Project description:Role of gut microbiome in obesity and type 2 diabetes (T2D) became apparent from several independent studies indicating that gut microbiome modulators like prebiotics may improve microbiome perturbations (dysbiosis) to ameliorate metabolic derangements. We herein isolate water soluble, nondigestible polysaccharides from five plant-based foods (acorn, quinoa, sunflower, pumpkin seeds and sago) and assess their impact on human fecal microbiome and amelioration of high-fat-diet (HFD)-induced obesity/T2D in mice. During polysaccharide isolation, purification, biochemical and digestion resistance characterization, and fermentation pattern by human fecal microbiome, we select acorn- and sago-derived prebiotics (on the basis of relatively higher purity and yield and lower protein contamination) and examine their effects in comparison to inulin. Prebiotics treatments in human fecal microbiome culture system not only preserve microbial diversity but also appear to foster beneficial bacteria and short-chain fatty acids (SCFAs). Feeding of acorn- and sago-derived prebiotics ameliorates HFD-induced glucose intolerance and insulin resistance in mice, with effects comparatively superior to those seen in inulin-fed mice.
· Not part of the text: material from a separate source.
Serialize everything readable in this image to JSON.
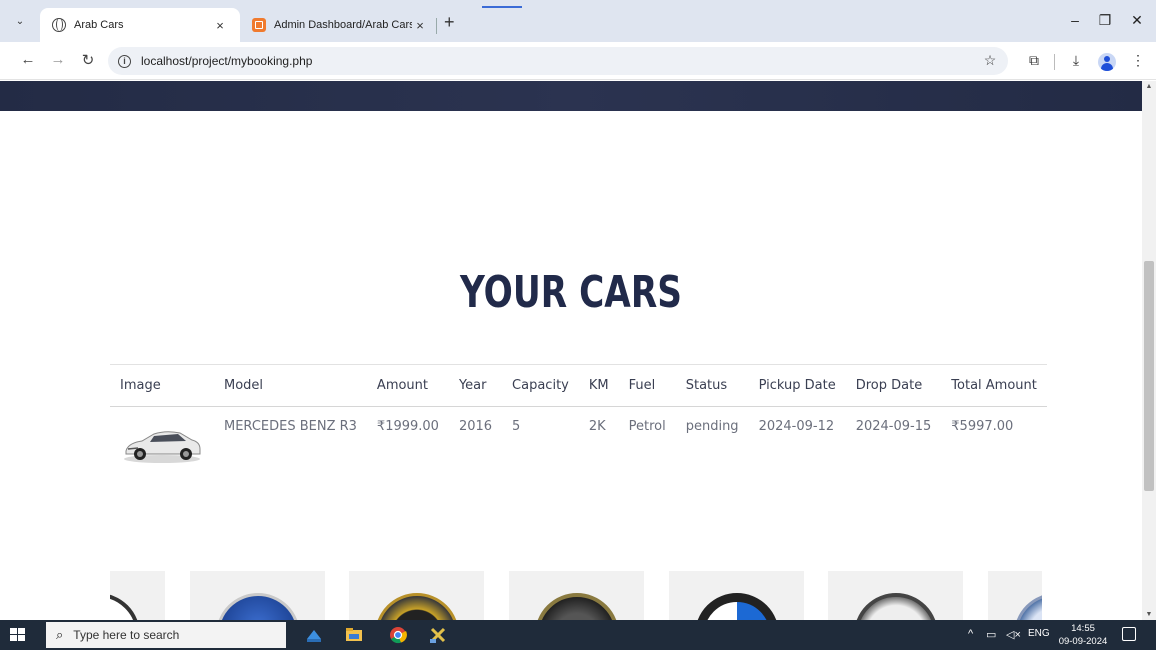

Feeding of both of novel prebiotics as well as inulin increases SCFAs levels in the mouse gut. Interestingly, gut hyperpermeability and mucosal inflammatory markers were significantly reduced upon prebiotics feeding in HFD-fed mice. Hypothalamic energy signaling in terms of increased expression of pro-opiomelanocortin was also modulated by prebiotics administration. Results demonstrate that these (and/or such) novel prebiotics can ameliorate HFD-induced defects in glucose metabolism via positive modulation of gut-microbiome-brain axis and hence could be useful in preventing/treating diet-induced obesity/T2D.